Wet sanding helps the paper last longer and generally provides better results. To do this, halfway fill a clean bucket with water and soak the paper in this prior to use. In addition, it’s a good idea to keep a hose nearby to wet the area to be sanded and allow the water to flow over the working surface as you sand. Rinse the paper frequently to avoid any buildup of paint particles that can cause new, deeper scratches. As you sand, check the surface regularly to see how the removal of the defect is progressing; don’t remove any more paint than necessary.

By the end of the wet sanding, the 2002 already showed a dramatic improvement. The rough 600-grit paper had done most of the work, taking off the heavy oxidation and enough paint to eliminate most of the scratches. Then, the coarseness left by the 600 was worked out with the fine 1000- and ultrafine 2000-grit papers, leaving only light sanding marks.

...In With the New
Next, it was time to move to the cleaners and polishes to bring back a like-new shine. Mirror Glaze cleaners are available in three levels of abrasiveness: heavy-, medium-, and fine-cut. On most finishes, with light defects that don’t require sanding, you can begin the finessing process with one of these cleaners. As with the sandpaper, it’s recommended to start with the least abrasive product possible that will do the job. Locate the worst area of the finish and choose a small section (about 2x2 inches) to use as a test. First, go over it with a light abrasive product and see if it’s successful in removing the defects and smoothing the surface. If a little more abrasive is needed, choose another product and go over the same area with it. When you find which level of abrasive works best, you can use that product for similar areas, or move back to a lighter product for areas with fewer problems.

To take out the light sanding scratches left by the 2000-grit paper, LaBrie chose the Heavy-Cut Cleaner.

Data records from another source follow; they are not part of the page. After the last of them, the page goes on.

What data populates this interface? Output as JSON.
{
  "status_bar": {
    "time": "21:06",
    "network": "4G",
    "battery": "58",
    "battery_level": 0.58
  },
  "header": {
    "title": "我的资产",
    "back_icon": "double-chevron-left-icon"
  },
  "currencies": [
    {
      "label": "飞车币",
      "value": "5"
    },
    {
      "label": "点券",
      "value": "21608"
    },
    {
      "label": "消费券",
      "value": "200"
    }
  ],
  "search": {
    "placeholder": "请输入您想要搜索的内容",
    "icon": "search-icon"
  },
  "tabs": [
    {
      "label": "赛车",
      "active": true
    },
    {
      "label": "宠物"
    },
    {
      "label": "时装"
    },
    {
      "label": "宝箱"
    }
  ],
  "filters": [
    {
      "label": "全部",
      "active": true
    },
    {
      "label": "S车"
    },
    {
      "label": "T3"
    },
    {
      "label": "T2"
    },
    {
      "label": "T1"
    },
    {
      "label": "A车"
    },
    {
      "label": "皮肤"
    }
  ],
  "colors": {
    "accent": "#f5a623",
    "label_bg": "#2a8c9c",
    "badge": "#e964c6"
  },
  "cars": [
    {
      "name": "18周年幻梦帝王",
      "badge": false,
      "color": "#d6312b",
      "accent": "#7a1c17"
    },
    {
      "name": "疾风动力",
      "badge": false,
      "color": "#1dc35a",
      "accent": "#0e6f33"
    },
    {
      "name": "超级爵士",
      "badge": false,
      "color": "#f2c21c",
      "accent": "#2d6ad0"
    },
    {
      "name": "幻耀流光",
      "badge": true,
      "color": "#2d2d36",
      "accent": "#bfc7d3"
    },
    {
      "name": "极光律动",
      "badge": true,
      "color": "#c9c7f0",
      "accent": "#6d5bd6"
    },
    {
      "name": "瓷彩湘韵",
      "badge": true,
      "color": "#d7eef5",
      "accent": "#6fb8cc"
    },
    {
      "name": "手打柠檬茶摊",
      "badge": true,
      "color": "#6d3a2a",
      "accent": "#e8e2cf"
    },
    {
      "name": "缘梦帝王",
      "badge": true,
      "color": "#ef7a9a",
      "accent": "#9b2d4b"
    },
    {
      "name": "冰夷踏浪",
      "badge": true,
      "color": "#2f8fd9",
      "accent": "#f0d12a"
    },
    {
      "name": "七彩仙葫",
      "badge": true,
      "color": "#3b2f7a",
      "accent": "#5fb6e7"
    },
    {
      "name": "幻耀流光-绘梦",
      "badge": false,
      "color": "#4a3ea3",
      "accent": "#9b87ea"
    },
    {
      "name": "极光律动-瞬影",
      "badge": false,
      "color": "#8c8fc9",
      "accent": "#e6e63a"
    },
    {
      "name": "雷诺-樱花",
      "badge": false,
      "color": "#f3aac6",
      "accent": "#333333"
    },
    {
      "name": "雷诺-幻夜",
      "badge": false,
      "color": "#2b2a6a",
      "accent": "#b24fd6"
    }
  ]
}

A nice advantage of Meguiar’s cleaners is that they use “diminishing abrasives,” which gradually become less abrasive as they’re worked. This means that even the abrasives in the heavy-cut cleaner gradually wear down to work as a fine polish that leaves a smooth, glass-like surface.

The diminishing abrasives also permitted LaBrie to move directly from the heavy-cut cleaner to an ultrafine swirl remover to take out any haze or swirl marks left from the cleaning and bring out a high, reflective gloss. At this stage, he also was able to use an orbital buffer to speed up the process and reduce the elbow grease needed for the remaining steps.

The swirl remover produced a brilliant, glistening finish that left onlookers following the project awestruck by the transformation. For a final polishing step, LaBrie opted to apply a coat of Showcar Glaze to further nourish the paint and enhance the gloss, and then Meguiar’s’ Medallion For All Paint protectant to help protect the paint from environmental damage. When the project was finally complete, the 2002 looked like a newly painted car with dramatically higher curb appeal, which would probably draw a much higher price during a resale. Meanwhile, LaBrie’s total outlay was about $100. Overall, it was a good lesson for owners of cars with worn paint: There may be life in that dead finish after all.